* _Your assignment_
Going through the data, count each line that has the word "adek". Reply with the total and nothing more.

* _Dataset entries_
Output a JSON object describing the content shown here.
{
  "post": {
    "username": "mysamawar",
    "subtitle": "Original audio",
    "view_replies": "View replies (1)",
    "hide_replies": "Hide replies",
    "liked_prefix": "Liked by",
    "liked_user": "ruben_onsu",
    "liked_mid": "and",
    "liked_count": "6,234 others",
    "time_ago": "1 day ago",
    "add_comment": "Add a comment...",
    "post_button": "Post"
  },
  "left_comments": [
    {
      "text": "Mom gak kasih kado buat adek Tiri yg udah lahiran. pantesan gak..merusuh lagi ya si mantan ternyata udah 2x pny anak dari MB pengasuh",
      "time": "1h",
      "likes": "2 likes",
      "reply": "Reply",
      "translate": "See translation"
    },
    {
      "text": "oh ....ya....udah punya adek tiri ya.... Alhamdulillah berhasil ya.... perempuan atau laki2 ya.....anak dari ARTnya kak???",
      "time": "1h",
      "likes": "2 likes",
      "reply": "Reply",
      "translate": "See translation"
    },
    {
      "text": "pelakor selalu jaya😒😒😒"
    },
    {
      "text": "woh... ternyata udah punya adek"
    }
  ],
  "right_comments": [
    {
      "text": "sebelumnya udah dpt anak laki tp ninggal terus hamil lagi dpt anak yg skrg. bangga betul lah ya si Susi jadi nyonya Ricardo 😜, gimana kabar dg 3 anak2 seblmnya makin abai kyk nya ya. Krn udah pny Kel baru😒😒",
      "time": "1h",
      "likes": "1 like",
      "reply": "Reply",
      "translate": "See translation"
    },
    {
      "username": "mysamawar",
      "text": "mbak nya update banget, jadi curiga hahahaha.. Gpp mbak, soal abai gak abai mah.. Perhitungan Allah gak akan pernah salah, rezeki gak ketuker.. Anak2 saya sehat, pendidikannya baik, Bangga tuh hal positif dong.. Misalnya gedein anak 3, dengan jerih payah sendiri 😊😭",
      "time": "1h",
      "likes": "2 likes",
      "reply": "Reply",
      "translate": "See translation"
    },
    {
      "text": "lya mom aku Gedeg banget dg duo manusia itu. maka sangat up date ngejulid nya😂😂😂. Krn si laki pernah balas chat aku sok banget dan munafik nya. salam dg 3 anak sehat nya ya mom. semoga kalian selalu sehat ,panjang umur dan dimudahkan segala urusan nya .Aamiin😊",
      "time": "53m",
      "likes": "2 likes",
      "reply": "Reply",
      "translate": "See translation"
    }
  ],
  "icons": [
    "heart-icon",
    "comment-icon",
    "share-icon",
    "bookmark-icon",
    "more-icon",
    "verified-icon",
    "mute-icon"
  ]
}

* _Exercise answer_
3